Skip to main content /WORLD /WORLD

Second Chinese pilot blames U.S. for spy plane crash

Chinese fighter pilot Zhao Yu describes incident with U.S. spy plane in interview with Chinese TV on Friday (English translation) (Audio AIFF or WAV sound)  

BEIJING (CNN) - The pilot of the second Chinese plane involved in the collision between a Chinese fighter and a U.S. surveillance plane said the U.S. plane swerved into his comrade and sent the Chinese plane plunging into the sea.

Chinese television broadcast an interview Friday with Zhao Yu, who was flying a second Chinese F-8 fighter tracking a U.S. EP-3E plane off the coast of China.

Here is the text of a translation of his comments:

"On April 1st, Wang Wei and I were on duty. At about 8:45 a.m., we took off to conduct our routine tracking mission in the airspace southeast of Hainan Island.

Watch the interview with Chinese fighter pilot Zhao Yu

Play video
(QuickTime, Real or Windows Media)
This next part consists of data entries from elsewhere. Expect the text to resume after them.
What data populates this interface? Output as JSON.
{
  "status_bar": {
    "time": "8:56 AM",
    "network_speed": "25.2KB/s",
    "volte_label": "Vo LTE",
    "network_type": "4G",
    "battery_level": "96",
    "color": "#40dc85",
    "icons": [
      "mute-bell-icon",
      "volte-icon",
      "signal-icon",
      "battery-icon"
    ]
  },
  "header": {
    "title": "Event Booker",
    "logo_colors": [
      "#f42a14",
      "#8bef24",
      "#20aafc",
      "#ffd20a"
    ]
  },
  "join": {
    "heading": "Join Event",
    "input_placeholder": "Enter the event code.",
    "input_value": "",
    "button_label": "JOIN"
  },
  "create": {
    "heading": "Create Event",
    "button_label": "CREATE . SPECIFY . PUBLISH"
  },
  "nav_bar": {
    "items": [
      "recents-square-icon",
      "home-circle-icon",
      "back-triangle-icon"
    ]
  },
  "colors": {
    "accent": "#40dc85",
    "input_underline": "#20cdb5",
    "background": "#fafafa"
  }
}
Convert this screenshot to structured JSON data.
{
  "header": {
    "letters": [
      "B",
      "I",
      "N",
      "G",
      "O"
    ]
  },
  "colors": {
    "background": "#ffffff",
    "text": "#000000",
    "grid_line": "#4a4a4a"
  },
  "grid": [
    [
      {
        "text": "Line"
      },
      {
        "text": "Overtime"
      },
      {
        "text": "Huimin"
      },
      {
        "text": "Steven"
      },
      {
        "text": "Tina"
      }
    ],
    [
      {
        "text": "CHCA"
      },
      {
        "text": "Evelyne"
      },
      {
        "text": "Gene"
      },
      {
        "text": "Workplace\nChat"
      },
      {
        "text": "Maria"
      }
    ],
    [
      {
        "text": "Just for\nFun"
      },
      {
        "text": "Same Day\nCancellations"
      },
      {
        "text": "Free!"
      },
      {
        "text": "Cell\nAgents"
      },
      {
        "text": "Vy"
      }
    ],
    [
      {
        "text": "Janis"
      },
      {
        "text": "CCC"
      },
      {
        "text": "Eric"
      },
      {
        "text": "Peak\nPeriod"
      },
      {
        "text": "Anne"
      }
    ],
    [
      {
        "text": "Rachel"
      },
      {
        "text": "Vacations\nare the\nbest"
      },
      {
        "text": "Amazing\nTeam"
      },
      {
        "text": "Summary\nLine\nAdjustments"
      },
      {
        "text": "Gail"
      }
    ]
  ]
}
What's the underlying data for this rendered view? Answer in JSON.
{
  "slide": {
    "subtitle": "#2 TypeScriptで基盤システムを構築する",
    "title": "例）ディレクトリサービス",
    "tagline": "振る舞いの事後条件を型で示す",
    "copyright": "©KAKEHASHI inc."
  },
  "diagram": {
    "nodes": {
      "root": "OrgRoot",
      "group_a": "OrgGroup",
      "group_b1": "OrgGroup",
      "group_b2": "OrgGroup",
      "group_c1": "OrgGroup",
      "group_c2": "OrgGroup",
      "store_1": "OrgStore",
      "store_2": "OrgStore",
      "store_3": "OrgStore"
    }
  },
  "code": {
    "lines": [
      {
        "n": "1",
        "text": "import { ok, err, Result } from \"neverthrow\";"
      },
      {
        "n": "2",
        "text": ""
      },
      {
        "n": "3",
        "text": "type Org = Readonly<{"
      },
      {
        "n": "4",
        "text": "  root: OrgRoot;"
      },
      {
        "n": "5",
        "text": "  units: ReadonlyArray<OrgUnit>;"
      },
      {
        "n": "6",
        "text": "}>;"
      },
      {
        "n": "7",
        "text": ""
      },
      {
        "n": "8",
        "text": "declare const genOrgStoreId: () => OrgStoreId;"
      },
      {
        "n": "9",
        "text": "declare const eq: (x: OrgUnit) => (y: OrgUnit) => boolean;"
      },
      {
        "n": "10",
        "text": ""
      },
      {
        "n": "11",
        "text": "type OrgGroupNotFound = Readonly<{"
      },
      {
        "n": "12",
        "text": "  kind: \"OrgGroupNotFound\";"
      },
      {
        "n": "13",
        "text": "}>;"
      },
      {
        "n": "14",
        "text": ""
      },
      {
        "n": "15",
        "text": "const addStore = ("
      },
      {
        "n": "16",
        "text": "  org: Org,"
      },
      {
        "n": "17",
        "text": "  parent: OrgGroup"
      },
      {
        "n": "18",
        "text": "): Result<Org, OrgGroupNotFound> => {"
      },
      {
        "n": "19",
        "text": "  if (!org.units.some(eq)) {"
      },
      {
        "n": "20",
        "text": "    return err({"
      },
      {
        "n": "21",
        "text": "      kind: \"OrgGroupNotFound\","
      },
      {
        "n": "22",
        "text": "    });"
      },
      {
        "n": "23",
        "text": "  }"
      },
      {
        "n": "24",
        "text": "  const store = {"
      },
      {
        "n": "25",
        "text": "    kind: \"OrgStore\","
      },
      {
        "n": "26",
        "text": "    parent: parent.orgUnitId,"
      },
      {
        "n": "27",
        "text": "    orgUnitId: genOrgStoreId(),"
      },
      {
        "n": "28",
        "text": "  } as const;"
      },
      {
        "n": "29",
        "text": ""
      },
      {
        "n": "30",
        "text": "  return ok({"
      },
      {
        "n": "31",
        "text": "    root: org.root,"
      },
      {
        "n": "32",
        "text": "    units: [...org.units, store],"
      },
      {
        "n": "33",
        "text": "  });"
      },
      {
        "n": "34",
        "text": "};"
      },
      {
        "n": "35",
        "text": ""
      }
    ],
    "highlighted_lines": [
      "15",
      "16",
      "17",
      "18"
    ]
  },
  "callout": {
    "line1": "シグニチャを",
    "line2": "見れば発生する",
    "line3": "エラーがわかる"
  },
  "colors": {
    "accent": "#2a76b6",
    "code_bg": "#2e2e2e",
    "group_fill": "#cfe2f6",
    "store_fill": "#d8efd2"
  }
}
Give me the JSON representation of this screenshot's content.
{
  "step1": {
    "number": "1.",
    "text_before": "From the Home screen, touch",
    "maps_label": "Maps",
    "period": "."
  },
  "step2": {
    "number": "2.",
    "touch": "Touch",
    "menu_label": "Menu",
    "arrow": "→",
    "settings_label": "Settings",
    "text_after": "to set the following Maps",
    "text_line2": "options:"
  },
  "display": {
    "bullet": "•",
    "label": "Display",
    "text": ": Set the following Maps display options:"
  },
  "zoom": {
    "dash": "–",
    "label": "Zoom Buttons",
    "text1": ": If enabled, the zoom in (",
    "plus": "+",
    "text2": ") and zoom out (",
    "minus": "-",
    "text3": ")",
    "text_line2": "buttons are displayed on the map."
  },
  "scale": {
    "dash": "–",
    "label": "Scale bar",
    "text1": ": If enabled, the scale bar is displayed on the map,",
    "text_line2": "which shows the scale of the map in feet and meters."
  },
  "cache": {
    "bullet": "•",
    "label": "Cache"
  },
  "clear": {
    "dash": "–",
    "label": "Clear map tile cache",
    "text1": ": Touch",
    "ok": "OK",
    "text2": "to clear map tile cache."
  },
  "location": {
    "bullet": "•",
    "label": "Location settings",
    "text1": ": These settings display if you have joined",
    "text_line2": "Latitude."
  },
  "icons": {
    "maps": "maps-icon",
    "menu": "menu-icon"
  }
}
"Seven minutes after takeoff, we found a large plane to our left, 50 kilometers ahead. Wang Wei and I approached the plane and identified it as a U.S. EP-3-type surveillance plane. When the U.S. spy plane spotted us, it adjusted its navigation course. So we adjusted ours accordingly.

"At 9:05 a.m., it readjusted its course to 110 degrees. We readjusted ours once again so that we were flying at the same speed and the same direction as the U.S. spy plane. Our planes were on the inner side of Hainan and the U.S. plane was on the outer side.

"Two minutes later, the U.S. plane suddenly swerved at a wide angle toward our direction and collided over the plane Wang Wei was flying. I saw the nose and left wing of the U.S. plane bump into Wang Wei's plane and the left outer propeller of the U.S. plane's left wing smashed the vertical tail surface of Wang Wei's plane.

"The U.S. side if fully responsible for this collision. It was directly caused by the U.S. plane veering at a wide angle toward our plane making it impossible for our plane to avoid it. The U.S. plane severely violated flying rules, so they should hold full responsibility. It is our duty to identify any midair objects that would endanger our national security and to track them.

"As Wang Wei's comrade in arms on the same mission, I am especially worried for his safety. I hope our rescue efforts will bring him back to us. I am very grateful for the government's and the Navy's concern over his safety. I am indignant at the actions of the U.S. spy plane crashing our plane right at our doorsteps."

China-U.S. diplomacy battle over spy plane
April 5, 2001
Powell sends personal letter to Chinese vice premier
April 4, 2001
Navy crew struggled to land severely damaged plane
April 3, 2001
Beijing looks to get tough
April 1, 2001
Plane crew safe, China assures U.S.
April 1, 2001
U.S. Navy study 'backs Taiwan arms upgrade'
April 1, 2001
Chinese jets intercept U.S. Navy plane
April 1, 2001

The Pentagon
U.S. Navy
Navy Fact File: EP-3E ORION (ARIES II) Aircraft
U.S. Department of Defense
Government of China (in Chinese)
U.S. Department of State
Embassy of the People's Republic of China in the U.S.A.
Government Information Office, Republic of China

Note: Pages will open in a new browser window
External sites are not endorsed by CNN Interactive.


4:30pm ET, 4/16

Back to the top